Top of AVAILABLE RECORDS
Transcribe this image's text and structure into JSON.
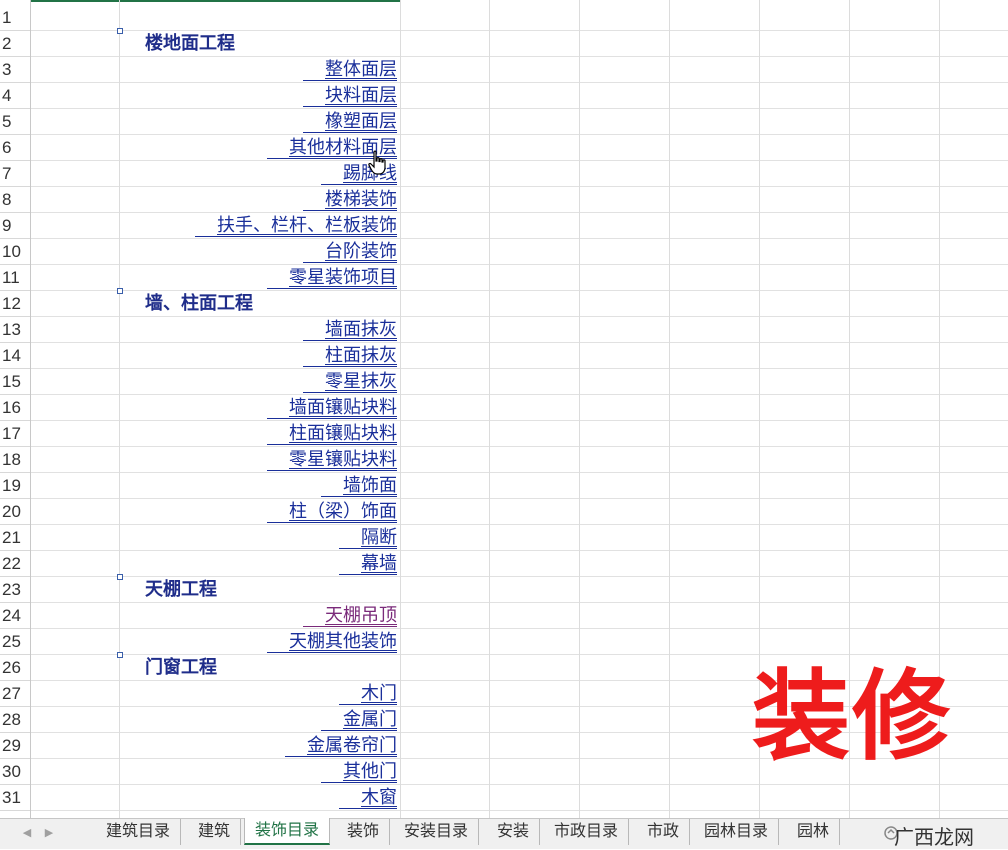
{
  "rows": [
    "1",
    "2",
    "3",
    "4",
    "5",
    "6",
    "7",
    "8",
    "9",
    "10",
    "11",
    "12",
    "13",
    "14",
    "15",
    "16",
    "17",
    "18",
    "19",
    "20",
    "21",
    "22",
    "23",
    "24",
    "25",
    "26",
    "27",
    "28",
    "29",
    "30",
    "31"
  ],
  "cells": [
    {
      "row": 2,
      "kind": "head",
      "text": "楼地面工程"
    },
    {
      "row": 3,
      "kind": "item",
      "text": "整体面层"
    },
    {
      "row": 4,
      "kind": "item",
      "text": "块料面层"
    },
    {
      "row": 5,
      "kind": "item",
      "text": "橡塑面层"
    },
    {
      "row": 6,
      "kind": "item",
      "text": "其他材料面层"
    },
    {
      "row": 7,
      "kind": "item",
      "text": "踢脚线"
    },
    {
      "row": 8,
      "kind": "item",
      "text": "楼梯装饰"
    },
    {
      "row": 9,
      "kind": "item",
      "text": "扶手、栏杆、栏板装饰"
    },
    {
      "row": 10,
      "kind": "item",
      "text": "台阶装饰"
    },
    {
      "row": 11,
      "kind": "item",
      "text": "零星装饰项目"
    },
    {
      "row": 12,
      "kind": "head",
      "text": "墙、柱面工程"
    },
    {
      "row": 13,
      "kind": "item",
      "text": "墙面抹灰"
    },
    {
      "row": 14,
      "kind": "item",
      "text": "柱面抹灰"
    },
    {
      "row": 15,
      "kind": "item",
      "text": "零星抹灰"
    },
    {
      "row": 16,
      "kind": "item",
      "text": "墙面镶贴块料"
    },
    {
      "row": 17,
      "kind": "item",
      "text": "柱面镶贴块料"
    },
    {
      "row": 18,
      "kind": "item",
      "text": "零星镶贴块料"
    },
    {
      "row": 19,
      "kind": "item",
      "text": "墙饰面"
    },
    {
      "row": 20,
      "kind": "item",
      "text": "柱（梁）饰面"
    },
    {
      "row": 21,
      "kind": "item",
      "text": "隔断"
    },
    {
      "row": 22,
      "kind": "item",
      "text": "幕墙"
    },
    {
      "row": 23,
      "kind": "head",
      "text": "天棚工程"
    },
    {
      "row": 24,
      "kind": "item",
      "text": "天棚吊顶",
      "visited": true
    },
    {
      "row": 25,
      "kind": "item",
      "text": "天棚其他装饰"
    },
    {
      "row": 26,
      "kind": "head",
      "text": "门窗工程"
    },
    {
      "row": 27,
      "kind": "item",
      "text": "木门"
    },
    {
      "row": 28,
      "kind": "item",
      "text": "金属门"
    },
    {
      "row": 29,
      "kind": "item",
      "text": "金属卷帘门"
    },
    {
      "row": 30,
      "kind": "item",
      "text": "其他门"
    },
    {
      "row": 31,
      "kind": "item",
      "text": "木窗"
    }
  ],
  "watermark": "装修",
  "tabs": [
    {
      "label": "建筑目录",
      "active": false
    },
    {
      "label": "建筑",
      "active": false
    },
    {
      "label": "装饰目录",
      "active": true
    },
    {
      "label": "装饰",
      "active": false
    },
    {
      "label": "安装目录",
      "active": false
    },
    {
      "label": "安装",
      "active": false
    },
    {
      "label": "市政目录",
      "active": false
    },
    {
      "label": "市政",
      "active": false
    },
    {
      "label": "园林目录",
      "active": false
    },
    {
      "label": "园林",
      "active": false
    }
  ],
  "brand": "广西龙网",
  "colors": {
    "link": "#1a2f9a",
    "visited": "#7a2a7a",
    "accent": "#217346",
    "watermark": "#ee1c1c"
  }
}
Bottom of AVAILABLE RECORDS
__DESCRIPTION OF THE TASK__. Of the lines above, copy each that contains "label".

__SOLVED PROBLEM__.
      "label": "建筑目录",
      "label": "建筑",
      "label": "装饰目录",
      "label": "装饰",
      "label": "安装目录",
      "label": "安装",
      "label": "市政目录",
      "label": "市政",
      "label": "园林目录",
      "label": "园林",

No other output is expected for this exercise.